# The task
Count every line that includes the string "cwisdomj" in the entries that follow. Nothing besides the number is needed.

Data records for software interfaces:
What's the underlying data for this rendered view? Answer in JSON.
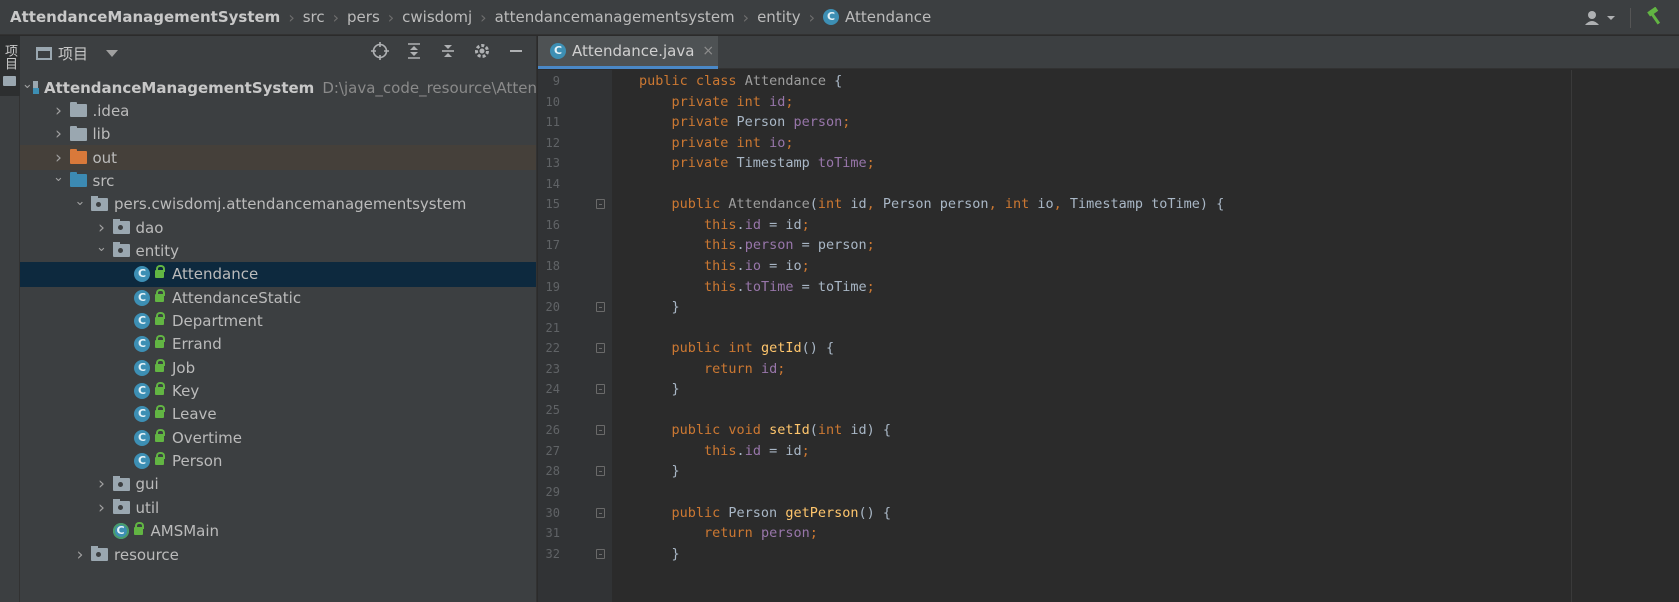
{
  "navbar": {
    "breadcrumbs": [
      "AttendanceManagementSystem",
      "src",
      "pers",
      "cwisdomj",
      "attendancemanagementsystem",
      "entity",
      "Attendance"
    ],
    "class_icon_letter": "C"
  },
  "stripe": {
    "label": "项目"
  },
  "project_panel": {
    "title": "项目",
    "tree": [
      {
        "label": "AttendanceManagementSystem",
        "path": "D:\\java_code_resource\\Atten",
        "indent": 0,
        "expanded": true,
        "icon": "module-icon",
        "bold": true
      },
      {
        "label": ".idea",
        "indent": 1,
        "expanded": false,
        "icon": "folder-grey"
      },
      {
        "label": "lib",
        "indent": 1,
        "expanded": false,
        "icon": "folder-grey"
      },
      {
        "label": "out",
        "indent": 1,
        "expanded": false,
        "icon": "folder-orange",
        "highlight": "out"
      },
      {
        "label": "src",
        "indent": 1,
        "expanded": true,
        "icon": "folder-blue"
      },
      {
        "label": "pers.cwisdomj.attendancemanagementsystem",
        "indent": 2,
        "expanded": true,
        "icon": "package"
      },
      {
        "label": "dao",
        "indent": 3,
        "expanded": false,
        "icon": "package"
      },
      {
        "label": "entity",
        "indent": 3,
        "expanded": true,
        "icon": "package"
      },
      {
        "label": "Attendance",
        "indent": 4,
        "icon": "class",
        "selected": true
      },
      {
        "label": "AttendanceStatic",
        "indent": 4,
        "icon": "class"
      },
      {
        "label": "Department",
        "indent": 4,
        "icon": "class"
      },
      {
        "label": "Errand",
        "indent": 4,
        "icon": "class"
      },
      {
        "label": "Job",
        "indent": 4,
        "icon": "class"
      },
      {
        "label": "Key",
        "indent": 4,
        "icon": "class"
      },
      {
        "label": "Leave",
        "indent": 4,
        "icon": "class"
      },
      {
        "label": "Overtime",
        "indent": 4,
        "icon": "class"
      },
      {
        "label": "Person",
        "indent": 4,
        "icon": "class"
      },
      {
        "label": "gui",
        "indent": 3,
        "expanded": false,
        "icon": "package"
      },
      {
        "label": "util",
        "indent": 3,
        "expanded": false,
        "icon": "package"
      },
      {
        "label": "AMSMain",
        "indent": 3,
        "icon": "class-run"
      },
      {
        "label": "resource",
        "indent": 2,
        "expanded": false,
        "icon": "package"
      }
    ]
  },
  "editor": {
    "tab_label": "Attendance.java",
    "lines": [
      {
        "n": "9",
        "tokens": [
          [
            "kw",
            "public "
          ],
          [
            "kw",
            "class "
          ],
          [
            "gray-cls",
            "Attendance "
          ],
          [
            "cn",
            "{"
          ]
        ]
      },
      {
        "n": "10",
        "tokens": [
          [
            "cn",
            "    "
          ],
          [
            "kw",
            "private "
          ],
          [
            "kw",
            "int "
          ],
          [
            "fld",
            "id"
          ],
          [
            "pun",
            ";"
          ]
        ]
      },
      {
        "n": "11",
        "tokens": [
          [
            "cn",
            "    "
          ],
          [
            "kw",
            "private "
          ],
          [
            "cn",
            "Person "
          ],
          [
            "fld",
            "person"
          ],
          [
            "pun",
            ";"
          ]
        ]
      },
      {
        "n": "12",
        "tokens": [
          [
            "cn",
            "    "
          ],
          [
            "kw",
            "private "
          ],
          [
            "kw",
            "int "
          ],
          [
            "fld",
            "io"
          ],
          [
            "pun",
            ";"
          ]
        ]
      },
      {
        "n": "13",
        "tokens": [
          [
            "cn",
            "    "
          ],
          [
            "kw",
            "private "
          ],
          [
            "cn",
            "Timestamp "
          ],
          [
            "fld",
            "toTime"
          ],
          [
            "pun",
            ";"
          ]
        ]
      },
      {
        "n": "14",
        "tokens": []
      },
      {
        "n": "15",
        "fold": true,
        "tokens": [
          [
            "cn",
            "    "
          ],
          [
            "kw",
            "public "
          ],
          [
            "gray-cls",
            "Attendance"
          ],
          [
            "cn",
            "("
          ],
          [
            "kw",
            "int "
          ],
          [
            "cn",
            "id"
          ],
          [
            "pun",
            ", "
          ],
          [
            "cn",
            "Person person"
          ],
          [
            "pun",
            ", "
          ],
          [
            "kw",
            "int "
          ],
          [
            "cn",
            "io"
          ],
          [
            "pun",
            ", "
          ],
          [
            "cn",
            "Timestamp toTime) {"
          ]
        ]
      },
      {
        "n": "16",
        "tokens": [
          [
            "cn",
            "        "
          ],
          [
            "kw",
            "this"
          ],
          [
            "cn",
            "."
          ],
          [
            "fld",
            "id"
          ],
          [
            "cn",
            " = id"
          ],
          [
            "pun",
            ";"
          ]
        ]
      },
      {
        "n": "17",
        "tokens": [
          [
            "cn",
            "        "
          ],
          [
            "kw",
            "this"
          ],
          [
            "cn",
            "."
          ],
          [
            "fld",
            "person"
          ],
          [
            "cn",
            " = person"
          ],
          [
            "pun",
            ";"
          ]
        ]
      },
      {
        "n": "18",
        "tokens": [
          [
            "cn",
            "        "
          ],
          [
            "kw",
            "this"
          ],
          [
            "cn",
            "."
          ],
          [
            "fld",
            "io"
          ],
          [
            "cn",
            " = io"
          ],
          [
            "pun",
            ";"
          ]
        ]
      },
      {
        "n": "19",
        "tokens": [
          [
            "cn",
            "        "
          ],
          [
            "kw",
            "this"
          ],
          [
            "cn",
            "."
          ],
          [
            "fld",
            "toTime"
          ],
          [
            "cn",
            " = toTime"
          ],
          [
            "pun",
            ";"
          ]
        ]
      },
      {
        "n": "20",
        "fold": true,
        "tokens": [
          [
            "cn",
            "    }"
          ]
        ]
      },
      {
        "n": "21",
        "tokens": []
      },
      {
        "n": "22",
        "fold": true,
        "tokens": [
          [
            "cn",
            "    "
          ],
          [
            "kw",
            "public "
          ],
          [
            "kw",
            "int "
          ],
          [
            "mth",
            "getId"
          ],
          [
            "cn",
            "() {"
          ]
        ]
      },
      {
        "n": "23",
        "tokens": [
          [
            "cn",
            "        "
          ],
          [
            "kw",
            "return "
          ],
          [
            "fld",
            "id"
          ],
          [
            "pun",
            ";"
          ]
        ]
      },
      {
        "n": "24",
        "fold": true,
        "tokens": [
          [
            "cn",
            "    }"
          ]
        ]
      },
      {
        "n": "25",
        "tokens": []
      },
      {
        "n": "26",
        "fold": true,
        "tokens": [
          [
            "cn",
            "    "
          ],
          [
            "kw",
            "public "
          ],
          [
            "kw",
            "void "
          ],
          [
            "mth",
            "setId"
          ],
          [
            "cn",
            "("
          ],
          [
            "kw",
            "int "
          ],
          [
            "cn",
            "id) {"
          ]
        ]
      },
      {
        "n": "27",
        "tokens": [
          [
            "cn",
            "        "
          ],
          [
            "kw",
            "this"
          ],
          [
            "cn",
            "."
          ],
          [
            "fld",
            "id"
          ],
          [
            "cn",
            " = id"
          ],
          [
            "pun",
            ";"
          ]
        ]
      },
      {
        "n": "28",
        "fold": true,
        "tokens": [
          [
            "cn",
            "    }"
          ]
        ]
      },
      {
        "n": "29",
        "tokens": []
      },
      {
        "n": "30",
        "fold": true,
        "tokens": [
          [
            "cn",
            "    "
          ],
          [
            "kw",
            "public "
          ],
          [
            "cn",
            "Person "
          ],
          [
            "mth",
            "getPerson"
          ],
          [
            "cn",
            "() {"
          ]
        ]
      },
      {
        "n": "31",
        "tokens": [
          [
            "cn",
            "        "
          ],
          [
            "kw",
            "return "
          ],
          [
            "fld",
            "person"
          ],
          [
            "pun",
            ";"
          ]
        ]
      },
      {
        "n": "32",
        "fold": true,
        "tokens": [
          [
            "cn",
            "    }"
          ]
        ]
      }
    ]
  }
}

# Result of this exercise
2